What the exercise asks ::
Your answer should be each line of the entries that contains the word "description", copied in full.

Element data from apps and pages:
————

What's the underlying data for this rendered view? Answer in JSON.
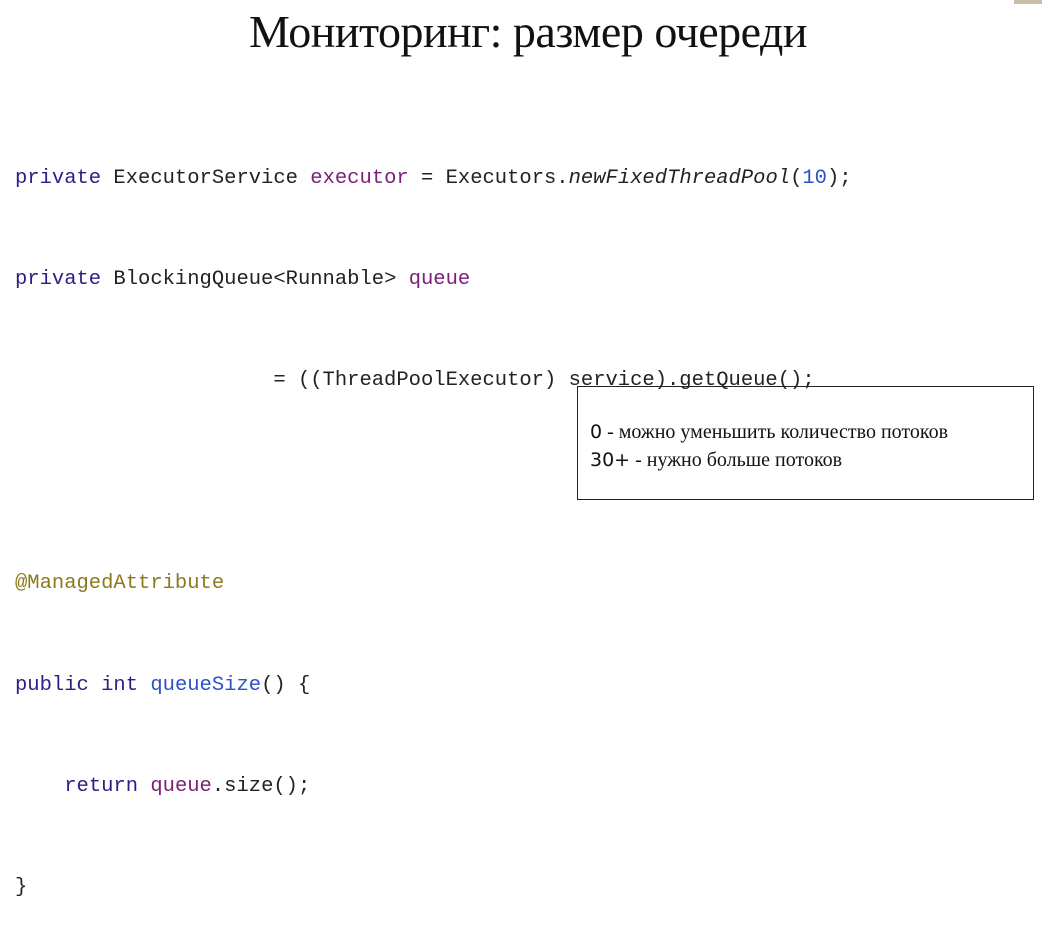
{
  "slide": {
    "title": "Мониторинг: размер очереди"
  },
  "code": {
    "l1": {
      "kw": "private",
      "type": " ExecutorService ",
      "field": "executor",
      "eq": " = Executors.",
      "method": "newFixedThreadPool",
      "open": "(",
      "num": "10",
      "close": ");"
    },
    "l2": {
      "kw": "private",
      "type": " BlockingQueue<Runnable> ",
      "field": "queue"
    },
    "l3": {
      "text": "                     = ((ThreadPoolExecutor) service).getQueue();"
    },
    "l5": {
      "anno": "@ManagedAttribute"
    },
    "l6": {
      "kw1": "public",
      "sp": " ",
      "kw2": "int",
      "sp2": " ",
      "method": "queueSize",
      "rest": "() {"
    },
    "l7": {
      "indent": "    ",
      "kw": "return",
      "sp": " ",
      "field": "queue",
      "rest": ".size();"
    },
    "l8": {
      "text": "}"
    }
  },
  "note": {
    "line1_key": "0",
    "line1_text": " - можно уменьшить количество потоков",
    "line2_key": "30+",
    "line2_text": " - нужно больше потоков"
  }
}
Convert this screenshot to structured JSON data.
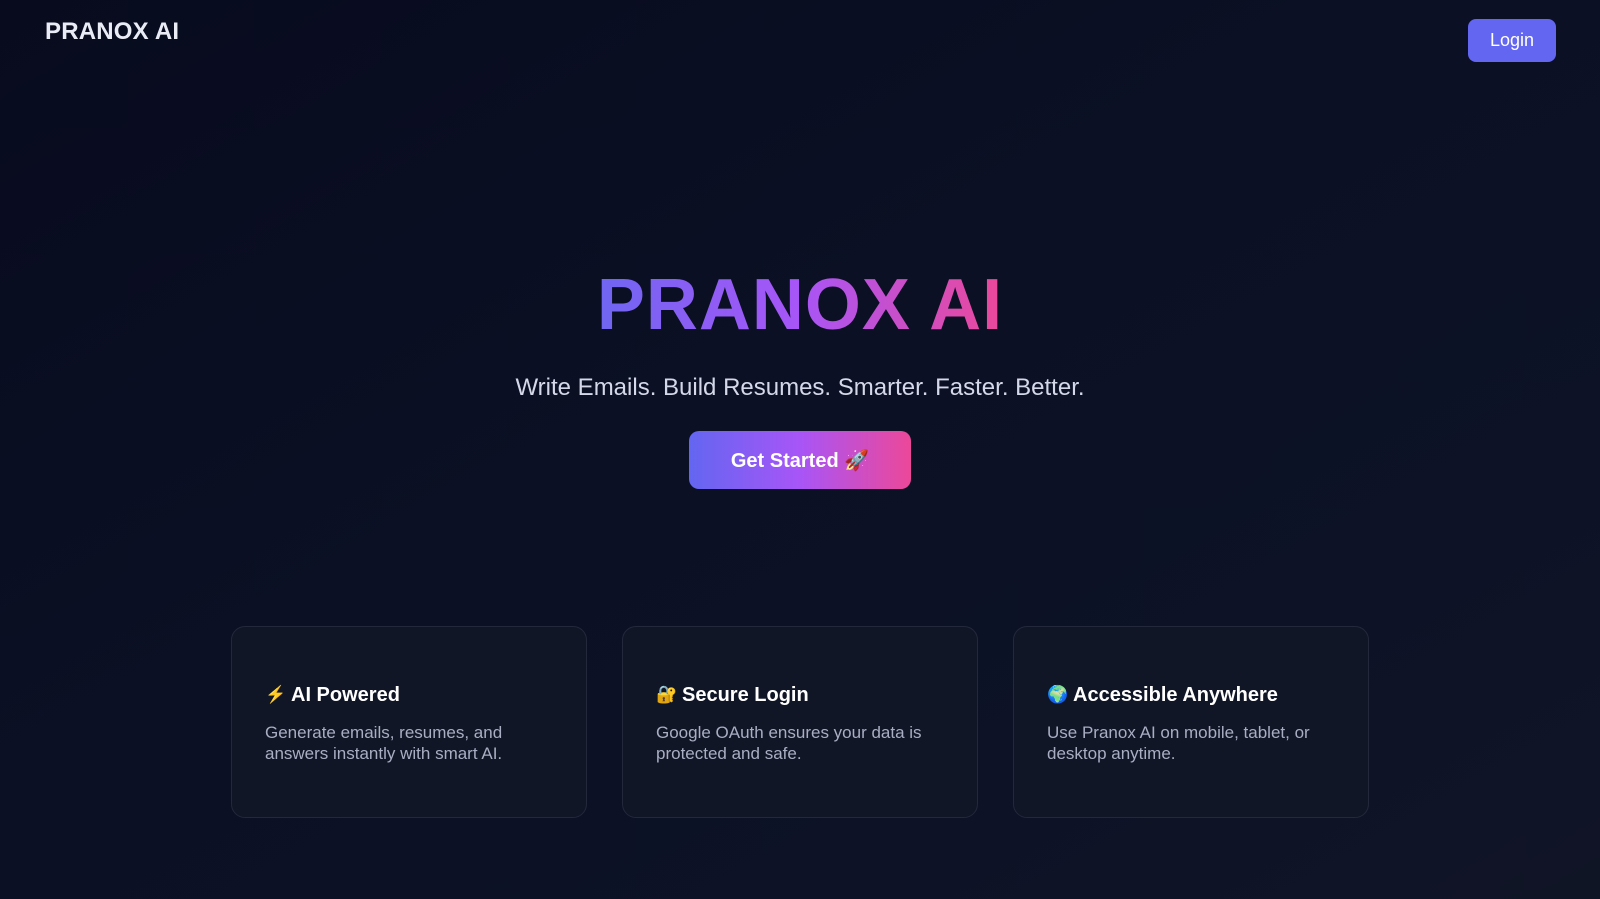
{
  "header": {
    "brand": "PRANOX AI",
    "login_label": "Login"
  },
  "hero": {
    "title": "PRANOX AI",
    "subtitle": "Write Emails. Build Resumes. Smarter. Faster. Better.",
    "cta_label": "Get Started 🚀"
  },
  "features": [
    {
      "icon": "⚡",
      "icon_name": "lightning-icon",
      "title": "AI Powered",
      "description": "Generate emails, resumes, and answers instantly with smart AI."
    },
    {
      "icon": "🔐",
      "icon_name": "lock-key-icon",
      "title": "Secure Login",
      "description": "Google OAuth ensures your data is protected and safe."
    },
    {
      "icon": "🌍",
      "icon_name": "globe-icon",
      "title": "Accessible Anywhere",
      "description": "Use Pranox AI on mobile, tablet, or desktop anytime."
    }
  ],
  "colors": {
    "accent": "#6366f1",
    "gradient_start": "#6366f1",
    "gradient_mid": "#a855f7",
    "gradient_end": "#ec4899",
    "background": "#0b1024",
    "card_background": "#111627"
  }
}
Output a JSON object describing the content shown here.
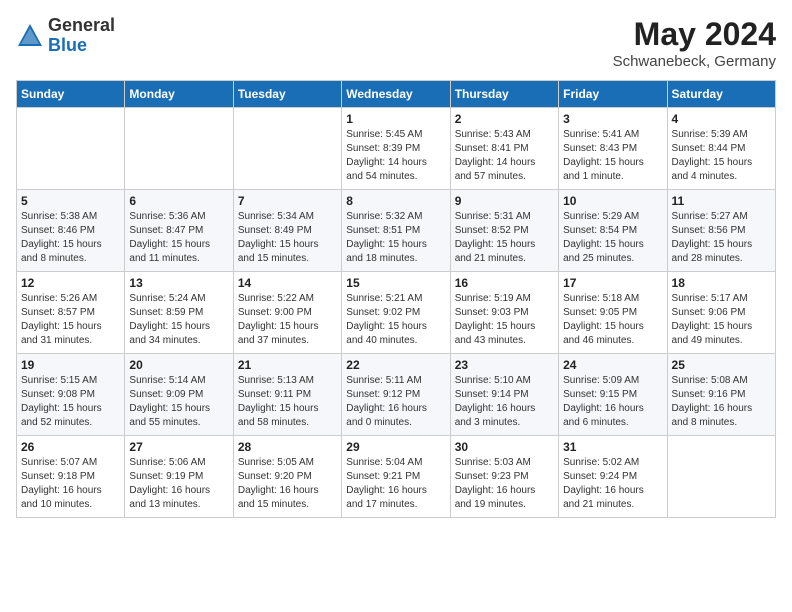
{
  "logo": {
    "general": "General",
    "blue": "Blue"
  },
  "title": "May 2024",
  "subtitle": "Schwanebeck, Germany",
  "days_of_week": [
    "Sunday",
    "Monday",
    "Tuesday",
    "Wednesday",
    "Thursday",
    "Friday",
    "Saturday"
  ],
  "weeks": [
    [
      {
        "day": "",
        "info": ""
      },
      {
        "day": "",
        "info": ""
      },
      {
        "day": "",
        "info": ""
      },
      {
        "day": "1",
        "info": "Sunrise: 5:45 AM\nSunset: 8:39 PM\nDaylight: 14 hours\nand 54 minutes."
      },
      {
        "day": "2",
        "info": "Sunrise: 5:43 AM\nSunset: 8:41 PM\nDaylight: 14 hours\nand 57 minutes."
      },
      {
        "day": "3",
        "info": "Sunrise: 5:41 AM\nSunset: 8:43 PM\nDaylight: 15 hours\nand 1 minute."
      },
      {
        "day": "4",
        "info": "Sunrise: 5:39 AM\nSunset: 8:44 PM\nDaylight: 15 hours\nand 4 minutes."
      }
    ],
    [
      {
        "day": "5",
        "info": "Sunrise: 5:38 AM\nSunset: 8:46 PM\nDaylight: 15 hours\nand 8 minutes."
      },
      {
        "day": "6",
        "info": "Sunrise: 5:36 AM\nSunset: 8:47 PM\nDaylight: 15 hours\nand 11 minutes."
      },
      {
        "day": "7",
        "info": "Sunrise: 5:34 AM\nSunset: 8:49 PM\nDaylight: 15 hours\nand 15 minutes."
      },
      {
        "day": "8",
        "info": "Sunrise: 5:32 AM\nSunset: 8:51 PM\nDaylight: 15 hours\nand 18 minutes."
      },
      {
        "day": "9",
        "info": "Sunrise: 5:31 AM\nSunset: 8:52 PM\nDaylight: 15 hours\nand 21 minutes."
      },
      {
        "day": "10",
        "info": "Sunrise: 5:29 AM\nSunset: 8:54 PM\nDaylight: 15 hours\nand 25 minutes."
      },
      {
        "day": "11",
        "info": "Sunrise: 5:27 AM\nSunset: 8:56 PM\nDaylight: 15 hours\nand 28 minutes."
      }
    ],
    [
      {
        "day": "12",
        "info": "Sunrise: 5:26 AM\nSunset: 8:57 PM\nDaylight: 15 hours\nand 31 minutes."
      },
      {
        "day": "13",
        "info": "Sunrise: 5:24 AM\nSunset: 8:59 PM\nDaylight: 15 hours\nand 34 minutes."
      },
      {
        "day": "14",
        "info": "Sunrise: 5:22 AM\nSunset: 9:00 PM\nDaylight: 15 hours\nand 37 minutes."
      },
      {
        "day": "15",
        "info": "Sunrise: 5:21 AM\nSunset: 9:02 PM\nDaylight: 15 hours\nand 40 minutes."
      },
      {
        "day": "16",
        "info": "Sunrise: 5:19 AM\nSunset: 9:03 PM\nDaylight: 15 hours\nand 43 minutes."
      },
      {
        "day": "17",
        "info": "Sunrise: 5:18 AM\nSunset: 9:05 PM\nDaylight: 15 hours\nand 46 minutes."
      },
      {
        "day": "18",
        "info": "Sunrise: 5:17 AM\nSunset: 9:06 PM\nDaylight: 15 hours\nand 49 minutes."
      }
    ],
    [
      {
        "day": "19",
        "info": "Sunrise: 5:15 AM\nSunset: 9:08 PM\nDaylight: 15 hours\nand 52 minutes."
      },
      {
        "day": "20",
        "info": "Sunrise: 5:14 AM\nSunset: 9:09 PM\nDaylight: 15 hours\nand 55 minutes."
      },
      {
        "day": "21",
        "info": "Sunrise: 5:13 AM\nSunset: 9:11 PM\nDaylight: 15 hours\nand 58 minutes."
      },
      {
        "day": "22",
        "info": "Sunrise: 5:11 AM\nSunset: 9:12 PM\nDaylight: 16 hours\nand 0 minutes."
      },
      {
        "day": "23",
        "info": "Sunrise: 5:10 AM\nSunset: 9:14 PM\nDaylight: 16 hours\nand 3 minutes."
      },
      {
        "day": "24",
        "info": "Sunrise: 5:09 AM\nSunset: 9:15 PM\nDaylight: 16 hours\nand 6 minutes."
      },
      {
        "day": "25",
        "info": "Sunrise: 5:08 AM\nSunset: 9:16 PM\nDaylight: 16 hours\nand 8 minutes."
      }
    ],
    [
      {
        "day": "26",
        "info": "Sunrise: 5:07 AM\nSunset: 9:18 PM\nDaylight: 16 hours\nand 10 minutes."
      },
      {
        "day": "27",
        "info": "Sunrise: 5:06 AM\nSunset: 9:19 PM\nDaylight: 16 hours\nand 13 minutes."
      },
      {
        "day": "28",
        "info": "Sunrise: 5:05 AM\nSunset: 9:20 PM\nDaylight: 16 hours\nand 15 minutes."
      },
      {
        "day": "29",
        "info": "Sunrise: 5:04 AM\nSunset: 9:21 PM\nDaylight: 16 hours\nand 17 minutes."
      },
      {
        "day": "30",
        "info": "Sunrise: 5:03 AM\nSunset: 9:23 PM\nDaylight: 16 hours\nand 19 minutes."
      },
      {
        "day": "31",
        "info": "Sunrise: 5:02 AM\nSunset: 9:24 PM\nDaylight: 16 hours\nand 21 minutes."
      },
      {
        "day": "",
        "info": ""
      }
    ]
  ]
}
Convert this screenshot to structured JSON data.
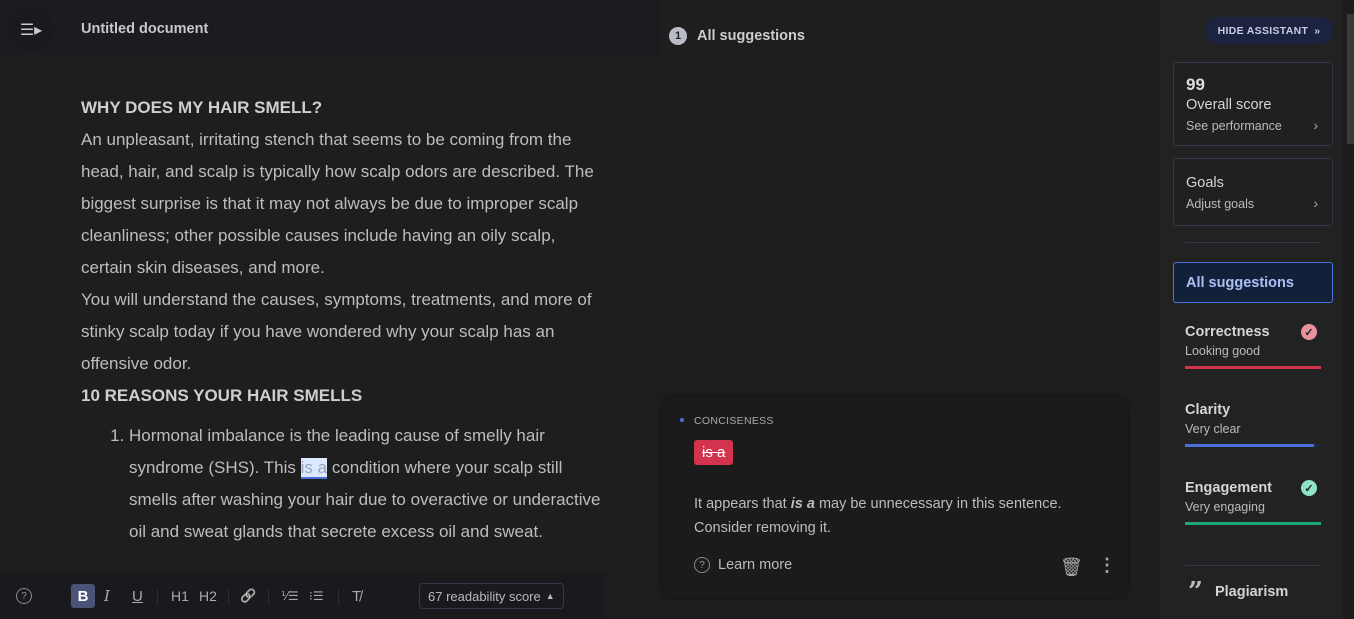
{
  "header": {
    "title": "Untitled document",
    "menu_icon": "menu-icon"
  },
  "document": {
    "heading1": "WHY DOES MY HAIR SMELL?",
    "para1": "An unpleasant, irritating stench that seems to be coming from the head, hair, and scalp is typically how scalp odors are described. The biggest surprise is that it may not always be due to improper scalp cleanliness; other possible causes include having an oily scalp, certain skin diseases, and more.",
    "para2": "You will understand the causes, symptoms, treatments, and more of stinky scalp today if you have wondered why your scalp has an offensive odor.",
    "heading2": "10 REASONS YOUR HAIR SMELLS",
    "list": [
      {
        "before": "Hormonal imbalance is the leading cause of smelly hair syndrome (SHS). This ",
        "highlight": "is a",
        "after": " condition where your scalp still smells after washing your hair due to overactive or underactive oil and sweat glands that secrete excess oil and sweat."
      }
    ]
  },
  "toolbar": {
    "help": "?",
    "bold": "B",
    "italic": "I",
    "underline": "U",
    "h1": "H1",
    "h2": "H2",
    "link": "🔗",
    "ordered": "⅟☰",
    "bullets": "⁝☰",
    "clear": "T̸",
    "readability": "67 readability score",
    "readability_arrow": "▲"
  },
  "suggestions": {
    "count": "1",
    "title": "All suggestions",
    "card": {
      "category": "CONCISENESS",
      "removed": "is a",
      "msg_before": "It appears that ",
      "msg_bold": "is a",
      "msg_after": " may be unnecessary in this sentence. Consider removing it.",
      "learn_more": "Learn more"
    }
  },
  "assistant": {
    "hide": "HIDE ASSISTANT",
    "score": {
      "value": "99",
      "title": "Overall score",
      "sub": "See performance"
    },
    "goals": {
      "title": "Goals",
      "sub": "Adjust goals"
    },
    "all_suggestions": "All suggestions",
    "metrics": [
      {
        "title": "Correctness",
        "sub": "Looking good",
        "color": "#d2344e",
        "check_color": "#e8929e",
        "fill": 100,
        "checked": true
      },
      {
        "title": "Clarity",
        "sub": "Very clear",
        "color": "#4a6fd8",
        "fill": 95,
        "checked": false
      },
      {
        "title": "Engagement",
        "sub": "Very engaging",
        "color": "#1fa37a",
        "check_color": "#8de3c8",
        "fill": 100,
        "checked": true
      }
    ],
    "plagiarism": "Plagiarism"
  }
}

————

Exercise output ::
      "description": "Generate emails, resumes, and answers instantly with smart AI."
      "description": "Google OAuth ensures your data is protected and safe."
      "description": "Use Pranox AI on mobile, tablet, or desktop anytime."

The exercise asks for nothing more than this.